> _INPUT FOR THIS TASK_
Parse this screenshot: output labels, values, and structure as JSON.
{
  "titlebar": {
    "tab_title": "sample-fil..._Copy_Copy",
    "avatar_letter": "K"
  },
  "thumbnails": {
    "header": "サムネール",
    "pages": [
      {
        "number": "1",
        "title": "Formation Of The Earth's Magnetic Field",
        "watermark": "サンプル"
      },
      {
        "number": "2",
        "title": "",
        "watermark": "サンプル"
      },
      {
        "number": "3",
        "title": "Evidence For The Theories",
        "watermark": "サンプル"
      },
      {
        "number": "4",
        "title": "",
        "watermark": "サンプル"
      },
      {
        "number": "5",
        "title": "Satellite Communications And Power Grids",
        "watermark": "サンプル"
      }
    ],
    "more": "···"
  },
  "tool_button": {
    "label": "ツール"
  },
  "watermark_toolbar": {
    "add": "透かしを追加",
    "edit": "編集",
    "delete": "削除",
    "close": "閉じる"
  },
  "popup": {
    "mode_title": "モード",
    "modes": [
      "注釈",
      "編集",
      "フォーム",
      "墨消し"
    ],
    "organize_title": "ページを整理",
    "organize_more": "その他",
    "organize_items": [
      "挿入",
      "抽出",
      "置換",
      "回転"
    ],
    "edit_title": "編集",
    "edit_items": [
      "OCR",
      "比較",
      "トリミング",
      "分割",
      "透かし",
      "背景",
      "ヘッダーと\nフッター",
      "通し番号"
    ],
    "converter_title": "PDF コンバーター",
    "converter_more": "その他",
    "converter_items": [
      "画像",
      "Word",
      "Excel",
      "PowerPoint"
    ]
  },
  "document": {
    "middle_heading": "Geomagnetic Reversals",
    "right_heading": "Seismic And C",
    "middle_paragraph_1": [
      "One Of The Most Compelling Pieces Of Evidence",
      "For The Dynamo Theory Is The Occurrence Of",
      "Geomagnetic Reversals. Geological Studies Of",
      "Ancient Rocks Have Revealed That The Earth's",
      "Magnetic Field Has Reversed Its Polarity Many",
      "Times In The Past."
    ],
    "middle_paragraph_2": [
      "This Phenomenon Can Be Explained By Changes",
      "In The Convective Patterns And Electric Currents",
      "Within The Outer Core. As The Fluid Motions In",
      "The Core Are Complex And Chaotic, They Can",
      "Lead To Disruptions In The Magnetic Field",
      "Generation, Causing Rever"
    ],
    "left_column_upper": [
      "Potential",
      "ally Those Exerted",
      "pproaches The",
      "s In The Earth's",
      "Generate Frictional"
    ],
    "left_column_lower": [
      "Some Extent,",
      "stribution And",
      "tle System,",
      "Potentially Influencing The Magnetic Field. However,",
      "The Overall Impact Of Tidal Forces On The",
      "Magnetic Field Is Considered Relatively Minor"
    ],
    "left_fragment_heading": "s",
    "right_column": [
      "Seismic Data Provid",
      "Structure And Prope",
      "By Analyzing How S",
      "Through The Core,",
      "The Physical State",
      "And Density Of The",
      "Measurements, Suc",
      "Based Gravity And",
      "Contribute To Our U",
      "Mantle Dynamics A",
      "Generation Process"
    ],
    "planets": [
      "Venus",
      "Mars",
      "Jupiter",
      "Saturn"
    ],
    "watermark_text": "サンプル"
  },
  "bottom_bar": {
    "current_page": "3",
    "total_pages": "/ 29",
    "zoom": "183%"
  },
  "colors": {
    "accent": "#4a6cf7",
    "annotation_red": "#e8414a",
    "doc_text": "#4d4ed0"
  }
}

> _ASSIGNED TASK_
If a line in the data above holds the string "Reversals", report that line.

> _SOLUTION TO THE PROBLEM_
    "middle_heading": "Geomagnetic Reversals",
      "Geomagnetic Reversals. Geological Studies Of",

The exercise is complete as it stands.